▶ **YOUR INSTRUCTIONS**
Lift out all lines below that contain "ConfirmResult".

▶ **RAW DATA**
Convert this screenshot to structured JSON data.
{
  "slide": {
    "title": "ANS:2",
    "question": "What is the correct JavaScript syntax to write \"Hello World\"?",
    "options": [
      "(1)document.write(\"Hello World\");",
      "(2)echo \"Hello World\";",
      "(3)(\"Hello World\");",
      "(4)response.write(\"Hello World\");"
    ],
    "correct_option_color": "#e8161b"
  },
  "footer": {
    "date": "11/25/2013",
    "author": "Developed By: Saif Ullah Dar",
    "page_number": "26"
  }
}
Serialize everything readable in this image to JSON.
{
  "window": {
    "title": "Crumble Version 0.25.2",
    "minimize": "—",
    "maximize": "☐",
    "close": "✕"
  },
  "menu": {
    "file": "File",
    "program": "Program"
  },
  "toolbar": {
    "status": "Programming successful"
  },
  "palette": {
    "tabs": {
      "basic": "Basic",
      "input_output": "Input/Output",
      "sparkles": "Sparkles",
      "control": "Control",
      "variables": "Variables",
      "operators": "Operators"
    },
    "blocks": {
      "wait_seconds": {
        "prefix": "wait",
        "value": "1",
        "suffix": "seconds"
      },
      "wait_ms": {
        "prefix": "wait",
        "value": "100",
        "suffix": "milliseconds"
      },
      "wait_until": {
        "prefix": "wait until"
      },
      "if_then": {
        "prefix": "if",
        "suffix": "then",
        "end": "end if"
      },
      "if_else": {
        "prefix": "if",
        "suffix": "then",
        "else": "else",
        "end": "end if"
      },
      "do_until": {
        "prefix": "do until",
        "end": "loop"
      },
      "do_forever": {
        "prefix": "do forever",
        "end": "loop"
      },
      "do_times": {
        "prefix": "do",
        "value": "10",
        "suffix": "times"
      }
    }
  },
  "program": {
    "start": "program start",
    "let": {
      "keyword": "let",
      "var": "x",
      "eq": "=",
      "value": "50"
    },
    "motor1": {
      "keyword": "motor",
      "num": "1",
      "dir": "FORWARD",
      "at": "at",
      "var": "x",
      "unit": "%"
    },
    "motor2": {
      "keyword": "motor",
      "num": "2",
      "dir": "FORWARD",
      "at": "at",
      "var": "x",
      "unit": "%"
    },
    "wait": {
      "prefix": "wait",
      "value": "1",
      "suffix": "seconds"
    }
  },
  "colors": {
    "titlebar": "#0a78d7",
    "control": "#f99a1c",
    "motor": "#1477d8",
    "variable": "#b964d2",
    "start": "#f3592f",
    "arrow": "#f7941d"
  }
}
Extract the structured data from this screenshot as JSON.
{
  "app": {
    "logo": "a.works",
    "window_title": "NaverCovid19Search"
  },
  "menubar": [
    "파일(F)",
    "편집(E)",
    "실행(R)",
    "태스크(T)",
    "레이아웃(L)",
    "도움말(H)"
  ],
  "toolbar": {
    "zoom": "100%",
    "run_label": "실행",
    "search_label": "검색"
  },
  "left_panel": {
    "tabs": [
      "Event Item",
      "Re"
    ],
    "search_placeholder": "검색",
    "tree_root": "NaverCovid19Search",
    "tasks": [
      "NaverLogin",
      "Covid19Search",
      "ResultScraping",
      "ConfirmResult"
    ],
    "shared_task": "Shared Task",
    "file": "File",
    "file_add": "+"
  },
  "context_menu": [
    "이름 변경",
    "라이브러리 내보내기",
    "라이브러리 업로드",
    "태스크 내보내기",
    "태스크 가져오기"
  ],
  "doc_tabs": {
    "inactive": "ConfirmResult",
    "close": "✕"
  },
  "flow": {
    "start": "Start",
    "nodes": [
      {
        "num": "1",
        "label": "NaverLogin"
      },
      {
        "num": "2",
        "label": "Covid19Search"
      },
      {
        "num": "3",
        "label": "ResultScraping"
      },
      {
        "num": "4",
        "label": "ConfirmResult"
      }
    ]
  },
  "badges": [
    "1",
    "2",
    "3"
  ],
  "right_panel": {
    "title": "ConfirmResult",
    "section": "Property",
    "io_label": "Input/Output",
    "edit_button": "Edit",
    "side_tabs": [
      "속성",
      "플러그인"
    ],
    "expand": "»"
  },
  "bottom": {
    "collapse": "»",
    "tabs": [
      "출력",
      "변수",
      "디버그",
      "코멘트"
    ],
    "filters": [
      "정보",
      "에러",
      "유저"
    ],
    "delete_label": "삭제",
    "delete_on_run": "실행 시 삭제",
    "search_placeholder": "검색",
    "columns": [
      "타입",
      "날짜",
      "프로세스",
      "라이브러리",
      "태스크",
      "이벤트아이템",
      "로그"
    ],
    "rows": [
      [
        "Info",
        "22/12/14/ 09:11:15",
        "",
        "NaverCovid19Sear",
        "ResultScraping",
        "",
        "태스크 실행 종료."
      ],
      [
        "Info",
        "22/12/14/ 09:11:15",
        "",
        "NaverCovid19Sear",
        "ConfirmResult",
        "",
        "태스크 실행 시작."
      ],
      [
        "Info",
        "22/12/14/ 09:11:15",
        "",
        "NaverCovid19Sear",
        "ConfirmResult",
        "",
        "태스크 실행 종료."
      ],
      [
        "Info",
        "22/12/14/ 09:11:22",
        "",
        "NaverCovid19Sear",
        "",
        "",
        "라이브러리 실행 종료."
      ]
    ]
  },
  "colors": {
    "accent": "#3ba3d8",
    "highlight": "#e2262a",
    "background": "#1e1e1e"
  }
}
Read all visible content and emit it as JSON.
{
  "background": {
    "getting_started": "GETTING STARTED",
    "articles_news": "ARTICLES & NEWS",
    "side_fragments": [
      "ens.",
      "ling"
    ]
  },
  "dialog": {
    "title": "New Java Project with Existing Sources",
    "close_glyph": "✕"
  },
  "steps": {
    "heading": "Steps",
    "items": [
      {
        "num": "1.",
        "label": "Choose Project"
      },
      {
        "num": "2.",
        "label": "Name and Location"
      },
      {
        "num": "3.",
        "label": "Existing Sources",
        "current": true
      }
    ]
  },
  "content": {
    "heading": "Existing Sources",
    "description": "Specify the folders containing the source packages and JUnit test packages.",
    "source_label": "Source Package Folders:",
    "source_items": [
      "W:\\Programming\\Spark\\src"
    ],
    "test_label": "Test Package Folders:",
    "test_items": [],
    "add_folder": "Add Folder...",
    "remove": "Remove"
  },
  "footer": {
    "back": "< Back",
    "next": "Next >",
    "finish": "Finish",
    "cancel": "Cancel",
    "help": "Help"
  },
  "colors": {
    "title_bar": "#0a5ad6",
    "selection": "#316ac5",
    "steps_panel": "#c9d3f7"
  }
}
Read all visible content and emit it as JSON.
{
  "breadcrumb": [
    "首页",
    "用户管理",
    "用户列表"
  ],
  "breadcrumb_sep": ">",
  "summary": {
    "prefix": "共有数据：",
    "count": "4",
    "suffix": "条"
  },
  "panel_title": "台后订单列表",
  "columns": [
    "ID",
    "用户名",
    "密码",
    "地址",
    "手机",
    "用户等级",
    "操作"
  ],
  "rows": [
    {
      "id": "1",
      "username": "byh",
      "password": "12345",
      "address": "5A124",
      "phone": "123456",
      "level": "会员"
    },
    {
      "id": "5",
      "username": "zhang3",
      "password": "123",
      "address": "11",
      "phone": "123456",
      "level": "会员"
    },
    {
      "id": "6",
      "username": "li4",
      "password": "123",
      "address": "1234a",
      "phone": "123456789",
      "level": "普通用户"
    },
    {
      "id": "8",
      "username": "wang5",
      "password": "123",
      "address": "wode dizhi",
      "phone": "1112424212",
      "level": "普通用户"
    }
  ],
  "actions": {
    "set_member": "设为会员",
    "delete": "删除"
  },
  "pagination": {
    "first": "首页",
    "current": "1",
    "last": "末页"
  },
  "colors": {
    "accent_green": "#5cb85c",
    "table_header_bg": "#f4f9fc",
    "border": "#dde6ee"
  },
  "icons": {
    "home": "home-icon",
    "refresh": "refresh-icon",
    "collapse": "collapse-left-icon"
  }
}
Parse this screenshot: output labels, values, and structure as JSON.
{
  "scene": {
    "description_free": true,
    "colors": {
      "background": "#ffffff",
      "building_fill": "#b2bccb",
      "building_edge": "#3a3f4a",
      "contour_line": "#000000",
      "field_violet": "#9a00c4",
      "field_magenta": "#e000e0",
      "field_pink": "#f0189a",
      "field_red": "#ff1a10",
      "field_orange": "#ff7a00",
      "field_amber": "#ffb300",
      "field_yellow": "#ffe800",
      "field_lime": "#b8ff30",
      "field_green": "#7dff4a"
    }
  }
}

▶ **RESPONSE TO THIS EXERCISE**
      "ConfirmResult"
    "inactive": "ConfirmResult",
        "label": "ConfirmResult"
    "title": "ConfirmResult",
        "ConfirmResult",
        "ConfirmResult",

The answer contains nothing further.